The global diamond industry could benefit from working together to change this pattern, Mr. Kilalea said. "Our view is that a global industry association to promote diamond jewellery is key to reversing this trend, if anti-trust concerns can be allayed."

De Beers' relationship with advertising dates back to 1939 when it's well-known "Diamonds are forever" campaign awakened U.S. consumers' relationship with diamonds. Today, brands such as Tiffany & Co. and Cartier, owned by Compagnie Financière Richemont SA, are also big beneficiaries of their brand's power over consumers, according to research from Bain & Co. from 2012.

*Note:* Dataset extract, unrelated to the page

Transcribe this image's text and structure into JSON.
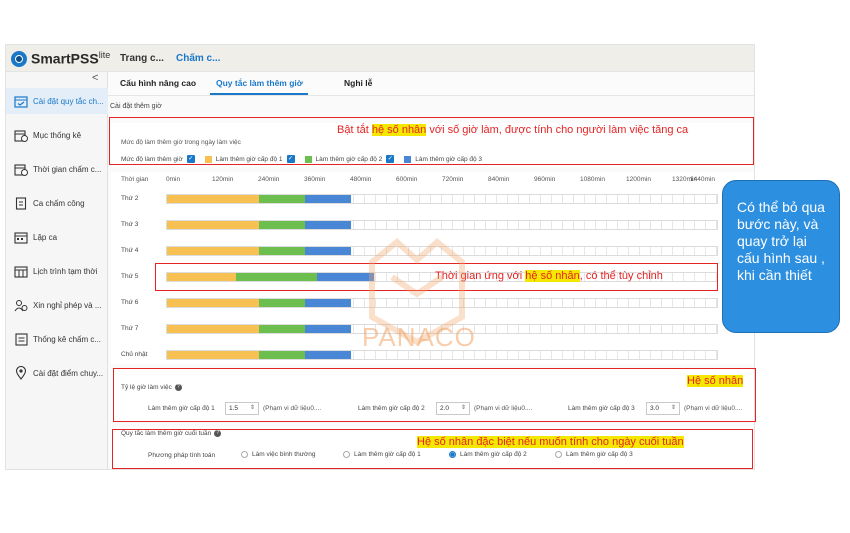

The Bain study showed that while diamond jewellery is the "preferred luxury purchase" of women in the U.S., these women don't pick diamonds as the gift they'd most like to receive. The report also indicated that diamonds "may have lost some of their magical appeal" with younger consumers in the U.S.

"One of the solutions to recover our share of voice in terms of diamond jewellery is to talk more about diamonds," Mr. Mellier said, adding that De Beers thinks investing heavily in advertising of branded diamond jewellery will be the best way to compete as a luxury item against other products.

The industry has benefited from the U.S. economic recovery as well as fast-growing appetites for diamonds in emerging markets such as India and China in recent years. But the U.S. is still the largest diamond market making up 39 per cent of global consumption, according to Dominion Diamond Corp., the Toronto company once known as Harry Winston Diamond.